The drill press itself is the Proxxon TBM 220 (28128), “competent drilling of micro holes down to even 1/64″ (0.5 mm)”. What? That crude? The drill press uses the Micromot collet system, so that’s a range of six steel collets, the smallest being 1.0 mm and not being able to fix a very small drill at all. I thought I was really clever as my hand-held drill can remove the Micromot adapter and use a normal chuck. Image my surprise that the hand-held tools use a different size of drill-chuck. You can buy the “original German Röhm chuck for drill bits up to 1/4″ (6 mm)” but that one starts (!) at 0.5 mm. Hmm, I wonder who decided using two systems was a great idea.The other thing that was unnerving was the enormous slack in the compound table. Good enough for my modeling and admittedly: it is reasonably cheap at nearly 10% of the cost of a real contour table. I tightened it a bit, but it’s not really machining accuracy. Also, the adjusting screws are tightened themselves by M5 nuts. I don’t know about you, but I have several complete series of wrenches that all start at M6 so I had to use pliers. The first scratch in the paint was present before trying out the drill itself. I never understand why machines are not fitted with one size of screw or bolt but a mix of different sizes of screws and bolts using the slotted (ack!), Phillips, Hex socket and torque screws types ( I can spot 5 types just on the stand of the drill press). Why not use one size of hex slot? Also, the stroke of 30 mm of the drill press is quite small but I knew that when I ordered it. But what I should be saying is that the combination is actually nice value for money at three-hundred Euros. At least I think so, and the entire drill press has a small footprint which also comes in handy on a perpetually crowded modeling table.

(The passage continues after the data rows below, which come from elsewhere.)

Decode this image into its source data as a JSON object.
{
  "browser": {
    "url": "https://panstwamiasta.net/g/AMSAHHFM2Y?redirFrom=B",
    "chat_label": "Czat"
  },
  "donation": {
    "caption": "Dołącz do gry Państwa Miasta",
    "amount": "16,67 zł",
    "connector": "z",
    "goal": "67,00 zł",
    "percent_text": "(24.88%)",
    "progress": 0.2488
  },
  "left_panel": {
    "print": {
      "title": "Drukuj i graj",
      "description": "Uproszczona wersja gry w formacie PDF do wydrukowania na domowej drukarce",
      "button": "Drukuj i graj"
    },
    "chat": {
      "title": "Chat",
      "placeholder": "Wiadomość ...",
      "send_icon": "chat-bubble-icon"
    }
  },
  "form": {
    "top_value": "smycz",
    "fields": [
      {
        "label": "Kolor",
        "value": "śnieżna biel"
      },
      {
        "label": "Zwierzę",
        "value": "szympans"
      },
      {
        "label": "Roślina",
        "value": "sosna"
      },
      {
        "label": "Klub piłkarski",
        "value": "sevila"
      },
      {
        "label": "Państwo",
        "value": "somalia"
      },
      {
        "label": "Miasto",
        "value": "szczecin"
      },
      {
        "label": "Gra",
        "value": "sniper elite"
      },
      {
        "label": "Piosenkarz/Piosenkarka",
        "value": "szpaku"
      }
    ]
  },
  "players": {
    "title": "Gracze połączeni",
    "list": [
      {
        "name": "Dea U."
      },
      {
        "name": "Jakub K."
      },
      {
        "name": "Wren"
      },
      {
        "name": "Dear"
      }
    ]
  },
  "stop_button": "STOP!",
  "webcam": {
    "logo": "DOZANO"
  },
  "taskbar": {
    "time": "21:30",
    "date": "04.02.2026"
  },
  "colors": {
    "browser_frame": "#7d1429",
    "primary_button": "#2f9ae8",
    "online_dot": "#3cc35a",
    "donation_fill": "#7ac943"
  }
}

Upon starting to use it, I immediately found another severe deficiency of the Proxxon drill press: you cannot fix it at a vertically-fixed position. I solved this by throwing in a collet I didn’t use at the time to keep the drill in its downward position, shown top left. I then inserted a strip in the vice touching the drill and called that position ‘zero’, corrected for the radius of the drill bit. Ah, the macro-pic bottom left shows it’s not exactly centered.

I don’t have that many quality drills laying around as all but the most flexible miniature drills break quite often when using my hand-held pin vice. I found a source of cheap 0.3 mm drills (a second-hand seller, twenty times cheaper than the shop price). I pre-drilled in all the required holes with those drills for this particular part and finished them off using other diameters (0.4 and 0.5 mm) The parts (prior to sanding as my chopper isn’t that consistent) look fine and will be put to good use.